5.5 directories with Win2K. Exchange 2000 will be integrated
with the AD and won’t have a separate directory store.
|The Windows 2000 implementation
of Kerberos has stirred up hope and a
host of new antagonism from “the
other guys.” Kerberos is a standard,
so you ought to be able to integrate Win2K
with other Kerberos systems and have a
single authentication system to manage.
Microsoft being what it is, the Kerberos
community is quick to jump all over any
real or perceived variance from “the
standard” (the interpretation of
the RFC that they themselves have implemented).
What’s the truth here? A recent white
paper sums up what Win2K offers in the
way of interoperability; you can find
it at www.microsoft.com/security. In a
nutshell, here’s how Kerberos integration
is supposed to work:
- MIT Kerberos-based clients and hosts

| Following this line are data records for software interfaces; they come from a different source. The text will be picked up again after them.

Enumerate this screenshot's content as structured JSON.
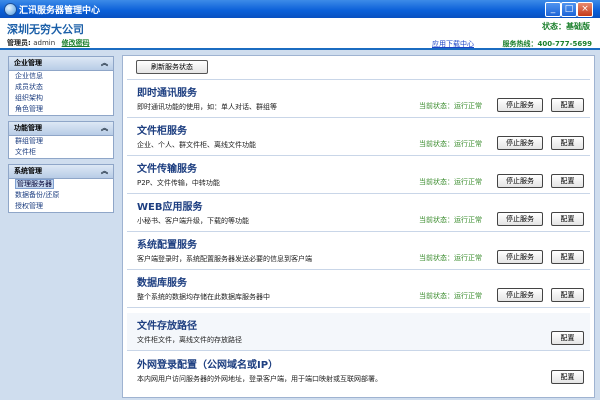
{
  "window": {
    "title": "汇讯服务器管理中心"
  },
  "header": {
    "company": "深圳无穷大公司",
    "admin_label": "管理员:",
    "admin_name": "admin",
    "change_password": "修改密码",
    "edition": "状态：基础版",
    "download_link": "应用下载中心",
    "hotline": "服务热线：400-777-5699"
  },
  "sidebar": {
    "groups": [
      {
        "title": "企业管理",
        "items": [
          "企业信息",
          "成员状态",
          "组织架构",
          "角色管理"
        ]
      },
      {
        "title": "功能管理",
        "items": [
          "群组管理",
          "文件柜"
        ]
      },
      {
        "title": "系统管理",
        "items": [
          "管理服务器",
          "数据备份/还原",
          "授权管理"
        ]
      }
    ],
    "active_item": "管理服务器"
  },
  "toolbar": {
    "refresh_label": "刷新服务状态"
  },
  "services": [
    {
      "name": "即时通讯服务",
      "desc": "即时通讯功能的使用，如：单人对话、群组等",
      "state": "当前状态：运行正常",
      "stop": "停止服务",
      "config": "配置"
    },
    {
      "name": "文件柜服务",
      "desc": "企业、个人、群文件柜、离线文件功能",
      "state": "当前状态：运行正常",
      "stop": "停止服务",
      "config": "配置"
    },
    {
      "name": "文件传输服务",
      "desc": "P2P、文件传输，中转功能",
      "state": "当前状态：运行正常",
      "stop": "停止服务",
      "config": "配置"
    },
    {
      "name": "WEB应用服务",
      "desc": "小秘书、客户端升级，下载的等功能",
      "state": "当前状态：运行正常",
      "stop": "停止服务",
      "config": "配置"
    },
    {
      "name": "系统配置服务",
      "desc": "客户端登录时，系统配置服务器发送必要的信息到客户端",
      "state": "当前状态：运行正常",
      "stop": "停止服务",
      "config": "配置"
    },
    {
      "name": "数据库服务",
      "desc": "整个系统的数据均存储在此数据库服务器中",
      "state": "当前状态：运行正常",
      "stop": "停止服务",
      "config": "配置"
    },
    {
      "name": "文件存放路径",
      "desc": "文件柜文件，离线文件的存放路径",
      "config": "配置"
    },
    {
      "name": "外网登录配置（公网域名或IP）",
      "desc": "本内网用户访问服务器的外网地址，登录客户端，用于端口映射或互联网部署。",
      "config": "配置"
    }
  ],
  "colors": {
    "titlebar": "#0a5fd8",
    "accent_green": "#1a7f2b",
    "link_blue": "#1c46c7",
    "frame": "#cfddee"
  }
}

can use a Win2K Server Kerberos KDC
(Kerberos Distribution Center—the
user and password database) for authentication.
DES-CBC-MD5 or DES-CBC-CRC encryption
types can be used.
- Win2K Professional clients can be
configured to use a Kerberos realm
for authentication. That’s right:
single sign-on to the Win2K Professional
client and to the Kerberos realm.
Command-line tools to configure Win2K
Professional are on the installation
- Cross-platform hierarchical Kerberos
realm support isn’t included;
however, you can set up a trust relationship
between Win2K domains and Kerberos
realms. The trust won’t be transitive,
but it can be configured.
- Accounts for the MIT Kerberos clients
and hosts are configured in AD.
- Services instance accounts can be
placed in AD for services running
on Unix systems.
- Trusted MIT Kerberos realm accounts
are mapped to local account identities
in the AD.
- There’s interoperability between
the Win2K Kerberos Security Support
Provider, which is its implementation
of the Kerberos GSS API (RFC-1964)
and an MIT Kerberos implementation
of the GSS API.
|Figure 3. In
a properly integrated Unix realm
and Windows 2000 domain, Win2K Pro
and Unix clients can access services
that exist in both. Users log on
once, using either a Win2K or Unix
ID and password.
And the Answer Is…
How dissimilar is your network? What’s your budget
for add-ons and administrative support? What’s your
background in the technologies I’ve discussed? Ideally,
SSO should reduce administrator involvement in the issue
of authentication. However, there’s going to be a
learning curve and a time when it seems you’d be
better off glossing over the multiple password issue.
One thing’s for sure: We’re a lot closer to
true, enterprise-class SSO than we’ve been before.
Does that mean the tower is about to be knocked over again?